◆ How to complete this task
What lines below include the string "chevron"? Pick them out and copy them.
== Excerpted data ==
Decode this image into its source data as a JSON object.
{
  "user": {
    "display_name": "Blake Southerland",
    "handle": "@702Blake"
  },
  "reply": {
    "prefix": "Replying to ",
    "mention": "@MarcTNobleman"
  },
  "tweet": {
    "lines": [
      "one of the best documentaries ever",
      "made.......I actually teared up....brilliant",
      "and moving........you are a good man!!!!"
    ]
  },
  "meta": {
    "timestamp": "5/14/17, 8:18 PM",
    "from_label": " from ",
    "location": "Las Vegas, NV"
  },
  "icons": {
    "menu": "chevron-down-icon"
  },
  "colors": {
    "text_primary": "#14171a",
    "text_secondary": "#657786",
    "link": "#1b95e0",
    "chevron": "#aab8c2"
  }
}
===
◆ Output for this task
    "menu": "chevron-down-icon"
    "chevron": "#aab8c2"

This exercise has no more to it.